As almost all states mandate the winner of the plurality of its constituent statewide popular vote ('one person, one vote') shall receive all of that state's electors ("winner-takes-all'), instances such as the presidential elections of 1876, 1888, 2000, and 2016 produced an Electoral College winner who did not receive the most votes in the general election; these were presidential elections in which the winner lost the popular vote due to the outsized effects of close and narrow pluralities in numerous swing states.
The nomination process, consisting of the primary elections and caucuses and the nominating conventions, was not specified in the Constitution, but was developed over time by the states and political parties.
The Democratic Party is one of the two major contemporary political parties in the United States.
They support reforming the electoral system to eliminate gerrymandering, abolishing the electoral college, as well as passing comprehensive campaign finance reform.

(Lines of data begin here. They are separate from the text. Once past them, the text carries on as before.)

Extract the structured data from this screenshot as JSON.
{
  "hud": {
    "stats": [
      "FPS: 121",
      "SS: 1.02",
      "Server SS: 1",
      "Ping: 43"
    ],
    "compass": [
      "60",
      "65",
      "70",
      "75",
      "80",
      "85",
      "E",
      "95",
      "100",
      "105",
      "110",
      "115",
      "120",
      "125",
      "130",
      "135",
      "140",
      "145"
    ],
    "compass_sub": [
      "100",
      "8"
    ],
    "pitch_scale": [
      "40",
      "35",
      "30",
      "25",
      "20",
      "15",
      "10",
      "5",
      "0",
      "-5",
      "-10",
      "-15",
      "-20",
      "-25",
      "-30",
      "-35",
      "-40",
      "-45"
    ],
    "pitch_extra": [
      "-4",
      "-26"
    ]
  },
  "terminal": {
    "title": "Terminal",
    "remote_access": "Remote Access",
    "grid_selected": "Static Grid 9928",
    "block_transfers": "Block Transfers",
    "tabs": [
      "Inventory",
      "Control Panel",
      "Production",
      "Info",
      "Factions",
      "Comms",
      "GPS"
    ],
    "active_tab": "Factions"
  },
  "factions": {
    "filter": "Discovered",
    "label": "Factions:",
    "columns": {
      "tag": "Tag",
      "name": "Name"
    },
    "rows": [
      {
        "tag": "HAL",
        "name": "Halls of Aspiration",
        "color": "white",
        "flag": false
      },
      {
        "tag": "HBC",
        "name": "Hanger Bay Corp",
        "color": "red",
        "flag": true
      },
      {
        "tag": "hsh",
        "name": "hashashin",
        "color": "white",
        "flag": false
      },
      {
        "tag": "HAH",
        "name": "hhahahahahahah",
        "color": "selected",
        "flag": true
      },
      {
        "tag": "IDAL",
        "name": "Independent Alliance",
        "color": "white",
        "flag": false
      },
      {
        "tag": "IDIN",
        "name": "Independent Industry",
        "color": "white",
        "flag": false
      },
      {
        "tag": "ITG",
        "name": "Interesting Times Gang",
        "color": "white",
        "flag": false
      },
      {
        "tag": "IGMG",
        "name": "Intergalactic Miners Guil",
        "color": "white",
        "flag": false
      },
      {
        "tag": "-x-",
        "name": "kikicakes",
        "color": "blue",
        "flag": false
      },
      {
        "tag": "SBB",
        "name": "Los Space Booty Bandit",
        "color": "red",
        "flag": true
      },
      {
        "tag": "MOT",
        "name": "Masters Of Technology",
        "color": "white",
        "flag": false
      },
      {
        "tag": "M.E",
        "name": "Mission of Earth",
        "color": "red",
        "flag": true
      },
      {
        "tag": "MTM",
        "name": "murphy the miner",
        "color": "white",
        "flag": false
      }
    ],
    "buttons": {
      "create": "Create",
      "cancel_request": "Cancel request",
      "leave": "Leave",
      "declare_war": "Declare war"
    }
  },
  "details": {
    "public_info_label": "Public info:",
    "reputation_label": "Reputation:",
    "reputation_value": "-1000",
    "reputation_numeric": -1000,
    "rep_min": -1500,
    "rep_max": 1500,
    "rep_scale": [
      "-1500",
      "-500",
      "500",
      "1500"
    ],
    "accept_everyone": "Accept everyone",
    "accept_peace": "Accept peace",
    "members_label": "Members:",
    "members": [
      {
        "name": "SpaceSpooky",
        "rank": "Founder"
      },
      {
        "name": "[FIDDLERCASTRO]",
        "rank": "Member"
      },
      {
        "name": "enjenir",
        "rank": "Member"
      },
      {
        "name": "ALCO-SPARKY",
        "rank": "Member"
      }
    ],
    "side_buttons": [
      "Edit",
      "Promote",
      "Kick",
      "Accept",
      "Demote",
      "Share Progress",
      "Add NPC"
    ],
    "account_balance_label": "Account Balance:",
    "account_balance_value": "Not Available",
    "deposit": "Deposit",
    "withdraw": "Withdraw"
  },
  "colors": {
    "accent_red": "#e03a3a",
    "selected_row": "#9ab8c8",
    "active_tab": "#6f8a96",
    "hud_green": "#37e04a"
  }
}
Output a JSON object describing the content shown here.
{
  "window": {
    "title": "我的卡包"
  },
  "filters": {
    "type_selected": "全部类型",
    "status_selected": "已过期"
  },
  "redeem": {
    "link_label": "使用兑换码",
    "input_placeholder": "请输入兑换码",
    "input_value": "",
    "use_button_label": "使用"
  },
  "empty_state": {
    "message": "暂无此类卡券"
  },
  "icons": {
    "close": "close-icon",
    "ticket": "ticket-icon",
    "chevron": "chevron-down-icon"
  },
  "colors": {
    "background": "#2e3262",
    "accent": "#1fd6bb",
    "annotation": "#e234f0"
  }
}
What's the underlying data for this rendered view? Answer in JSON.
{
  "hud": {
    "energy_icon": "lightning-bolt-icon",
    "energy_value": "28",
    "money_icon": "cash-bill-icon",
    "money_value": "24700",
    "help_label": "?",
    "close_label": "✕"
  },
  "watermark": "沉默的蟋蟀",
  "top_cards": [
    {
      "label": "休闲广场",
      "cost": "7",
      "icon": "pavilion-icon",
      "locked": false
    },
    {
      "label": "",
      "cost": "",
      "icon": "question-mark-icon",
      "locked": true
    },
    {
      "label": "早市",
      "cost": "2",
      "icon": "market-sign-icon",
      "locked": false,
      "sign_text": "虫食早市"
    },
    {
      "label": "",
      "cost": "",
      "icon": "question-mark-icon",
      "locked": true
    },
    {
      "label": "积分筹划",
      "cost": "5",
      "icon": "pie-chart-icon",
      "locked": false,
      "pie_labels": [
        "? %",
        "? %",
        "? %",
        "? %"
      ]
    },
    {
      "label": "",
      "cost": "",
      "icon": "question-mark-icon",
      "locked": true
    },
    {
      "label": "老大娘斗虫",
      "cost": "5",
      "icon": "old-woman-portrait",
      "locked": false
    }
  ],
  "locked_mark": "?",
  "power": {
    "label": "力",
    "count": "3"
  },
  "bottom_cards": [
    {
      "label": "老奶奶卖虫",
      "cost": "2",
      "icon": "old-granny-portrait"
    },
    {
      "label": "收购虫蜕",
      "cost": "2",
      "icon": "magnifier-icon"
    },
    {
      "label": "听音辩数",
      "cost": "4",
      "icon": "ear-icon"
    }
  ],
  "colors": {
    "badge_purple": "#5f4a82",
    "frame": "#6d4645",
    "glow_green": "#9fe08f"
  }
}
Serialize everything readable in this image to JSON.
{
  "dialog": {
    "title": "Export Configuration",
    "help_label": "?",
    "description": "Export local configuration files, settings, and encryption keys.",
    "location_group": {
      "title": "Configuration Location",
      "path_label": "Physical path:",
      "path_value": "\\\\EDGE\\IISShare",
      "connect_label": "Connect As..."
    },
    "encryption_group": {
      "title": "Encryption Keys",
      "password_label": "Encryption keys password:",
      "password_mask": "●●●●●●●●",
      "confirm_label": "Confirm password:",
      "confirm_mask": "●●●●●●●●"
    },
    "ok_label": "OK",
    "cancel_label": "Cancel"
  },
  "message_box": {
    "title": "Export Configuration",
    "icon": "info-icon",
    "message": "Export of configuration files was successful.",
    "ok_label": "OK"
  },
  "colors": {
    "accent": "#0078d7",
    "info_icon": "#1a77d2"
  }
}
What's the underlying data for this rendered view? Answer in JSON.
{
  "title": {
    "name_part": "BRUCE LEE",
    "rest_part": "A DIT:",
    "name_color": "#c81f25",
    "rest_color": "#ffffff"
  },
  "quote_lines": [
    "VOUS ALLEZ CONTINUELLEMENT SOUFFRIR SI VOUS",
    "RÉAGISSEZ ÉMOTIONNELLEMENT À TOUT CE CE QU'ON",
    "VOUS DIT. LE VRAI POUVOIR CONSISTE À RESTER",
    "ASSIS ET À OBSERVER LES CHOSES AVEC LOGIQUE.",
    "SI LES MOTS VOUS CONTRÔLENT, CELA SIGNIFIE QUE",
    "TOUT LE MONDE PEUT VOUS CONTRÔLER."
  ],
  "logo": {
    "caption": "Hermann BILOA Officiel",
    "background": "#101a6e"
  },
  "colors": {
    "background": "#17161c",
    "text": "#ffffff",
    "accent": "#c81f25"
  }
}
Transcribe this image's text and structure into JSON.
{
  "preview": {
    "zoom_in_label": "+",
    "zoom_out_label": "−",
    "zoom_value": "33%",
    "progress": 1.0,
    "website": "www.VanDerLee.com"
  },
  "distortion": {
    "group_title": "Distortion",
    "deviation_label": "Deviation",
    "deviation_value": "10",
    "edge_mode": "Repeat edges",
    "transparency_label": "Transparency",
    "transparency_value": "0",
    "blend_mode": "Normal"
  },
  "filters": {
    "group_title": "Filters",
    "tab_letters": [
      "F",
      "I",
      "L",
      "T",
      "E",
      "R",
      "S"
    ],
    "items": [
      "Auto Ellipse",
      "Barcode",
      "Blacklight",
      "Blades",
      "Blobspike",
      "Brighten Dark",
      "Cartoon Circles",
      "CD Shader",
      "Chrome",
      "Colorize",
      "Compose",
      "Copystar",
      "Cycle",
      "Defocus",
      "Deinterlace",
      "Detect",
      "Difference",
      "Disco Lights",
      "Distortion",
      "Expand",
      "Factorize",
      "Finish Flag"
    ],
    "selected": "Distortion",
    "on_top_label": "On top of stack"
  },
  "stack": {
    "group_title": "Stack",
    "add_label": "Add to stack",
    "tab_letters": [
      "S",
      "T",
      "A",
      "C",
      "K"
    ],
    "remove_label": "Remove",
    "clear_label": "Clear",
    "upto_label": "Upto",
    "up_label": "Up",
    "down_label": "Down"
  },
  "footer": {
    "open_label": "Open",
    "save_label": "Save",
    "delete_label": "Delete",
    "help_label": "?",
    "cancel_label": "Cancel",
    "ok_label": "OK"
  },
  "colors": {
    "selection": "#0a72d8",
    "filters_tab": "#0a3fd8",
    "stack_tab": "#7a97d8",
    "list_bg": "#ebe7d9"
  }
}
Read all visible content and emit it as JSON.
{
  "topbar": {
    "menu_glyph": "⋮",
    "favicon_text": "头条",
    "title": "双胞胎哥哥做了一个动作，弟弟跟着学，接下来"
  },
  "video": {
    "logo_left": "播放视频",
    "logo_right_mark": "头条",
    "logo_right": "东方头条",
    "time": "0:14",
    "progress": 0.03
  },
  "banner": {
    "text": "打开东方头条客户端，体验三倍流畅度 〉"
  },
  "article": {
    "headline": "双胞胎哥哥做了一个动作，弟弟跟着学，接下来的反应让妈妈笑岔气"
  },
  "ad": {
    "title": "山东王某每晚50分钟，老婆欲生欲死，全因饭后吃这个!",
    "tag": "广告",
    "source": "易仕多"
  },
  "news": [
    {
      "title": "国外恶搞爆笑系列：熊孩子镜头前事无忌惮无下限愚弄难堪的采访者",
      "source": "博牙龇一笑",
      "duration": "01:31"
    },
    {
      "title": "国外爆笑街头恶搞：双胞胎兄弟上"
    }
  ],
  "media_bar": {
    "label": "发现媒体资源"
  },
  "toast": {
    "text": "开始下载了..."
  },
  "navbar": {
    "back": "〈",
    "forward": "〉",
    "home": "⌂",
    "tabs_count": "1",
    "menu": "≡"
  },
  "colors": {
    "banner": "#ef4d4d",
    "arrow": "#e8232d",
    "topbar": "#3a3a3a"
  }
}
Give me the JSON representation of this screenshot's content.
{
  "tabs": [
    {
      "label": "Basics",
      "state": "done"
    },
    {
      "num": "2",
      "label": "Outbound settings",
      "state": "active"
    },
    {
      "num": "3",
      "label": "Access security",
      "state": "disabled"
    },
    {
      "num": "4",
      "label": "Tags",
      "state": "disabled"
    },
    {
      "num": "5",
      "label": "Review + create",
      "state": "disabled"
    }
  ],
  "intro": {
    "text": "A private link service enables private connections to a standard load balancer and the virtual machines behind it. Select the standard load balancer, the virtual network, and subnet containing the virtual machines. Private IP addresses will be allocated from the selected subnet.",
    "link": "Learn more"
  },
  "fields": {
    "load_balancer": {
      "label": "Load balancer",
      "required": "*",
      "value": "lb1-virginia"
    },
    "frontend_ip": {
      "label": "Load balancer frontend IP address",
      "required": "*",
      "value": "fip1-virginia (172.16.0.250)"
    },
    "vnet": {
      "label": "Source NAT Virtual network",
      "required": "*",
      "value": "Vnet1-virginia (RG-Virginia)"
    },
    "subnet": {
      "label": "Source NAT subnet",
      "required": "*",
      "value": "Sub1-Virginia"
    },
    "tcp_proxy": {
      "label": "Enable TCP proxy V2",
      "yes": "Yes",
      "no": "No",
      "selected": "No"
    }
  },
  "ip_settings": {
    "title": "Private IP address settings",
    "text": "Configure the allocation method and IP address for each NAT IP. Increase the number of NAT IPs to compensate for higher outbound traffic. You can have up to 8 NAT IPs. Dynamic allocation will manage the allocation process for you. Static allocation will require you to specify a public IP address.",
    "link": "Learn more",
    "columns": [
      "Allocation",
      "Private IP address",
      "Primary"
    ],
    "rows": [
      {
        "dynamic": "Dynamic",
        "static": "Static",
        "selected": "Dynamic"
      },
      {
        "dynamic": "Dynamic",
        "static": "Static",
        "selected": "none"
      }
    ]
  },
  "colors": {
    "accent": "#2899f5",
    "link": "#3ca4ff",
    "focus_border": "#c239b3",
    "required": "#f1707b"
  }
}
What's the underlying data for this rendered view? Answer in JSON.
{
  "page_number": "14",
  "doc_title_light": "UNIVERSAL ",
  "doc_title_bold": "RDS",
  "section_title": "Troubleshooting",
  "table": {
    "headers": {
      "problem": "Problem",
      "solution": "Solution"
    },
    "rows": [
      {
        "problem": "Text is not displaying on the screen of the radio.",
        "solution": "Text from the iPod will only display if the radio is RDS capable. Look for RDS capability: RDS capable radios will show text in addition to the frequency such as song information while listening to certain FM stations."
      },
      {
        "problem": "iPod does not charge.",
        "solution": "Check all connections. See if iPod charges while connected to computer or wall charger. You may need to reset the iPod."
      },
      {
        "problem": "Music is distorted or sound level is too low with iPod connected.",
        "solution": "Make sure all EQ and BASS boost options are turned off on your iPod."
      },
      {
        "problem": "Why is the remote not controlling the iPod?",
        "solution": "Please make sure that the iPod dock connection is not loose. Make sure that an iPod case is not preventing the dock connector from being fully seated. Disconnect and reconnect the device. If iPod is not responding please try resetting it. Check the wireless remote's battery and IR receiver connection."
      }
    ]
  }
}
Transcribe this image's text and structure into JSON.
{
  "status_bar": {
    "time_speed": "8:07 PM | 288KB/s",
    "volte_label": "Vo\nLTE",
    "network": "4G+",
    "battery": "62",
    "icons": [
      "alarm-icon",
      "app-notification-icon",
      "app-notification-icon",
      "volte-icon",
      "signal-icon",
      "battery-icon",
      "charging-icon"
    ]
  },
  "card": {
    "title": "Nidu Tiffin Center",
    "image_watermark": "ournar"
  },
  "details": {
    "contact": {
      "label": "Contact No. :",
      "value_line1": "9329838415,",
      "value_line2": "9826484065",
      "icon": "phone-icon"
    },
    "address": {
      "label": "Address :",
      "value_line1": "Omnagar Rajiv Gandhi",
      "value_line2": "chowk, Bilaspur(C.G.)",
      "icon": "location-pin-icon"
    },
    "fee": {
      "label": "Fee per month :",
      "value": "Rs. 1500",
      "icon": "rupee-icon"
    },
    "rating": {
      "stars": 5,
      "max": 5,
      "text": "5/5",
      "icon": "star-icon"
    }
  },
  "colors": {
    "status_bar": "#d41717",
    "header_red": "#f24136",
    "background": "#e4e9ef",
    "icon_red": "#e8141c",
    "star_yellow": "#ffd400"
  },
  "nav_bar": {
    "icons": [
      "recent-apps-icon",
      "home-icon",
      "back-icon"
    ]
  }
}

Jewish Americans as an important Democratic constituency are especially politically active and influential in large cities such as New York City, Los Angeles, Boston, and Chicago and play critical roles in large cities within presidential swing states, such as Philadelphia, Miami, and Las Vegas.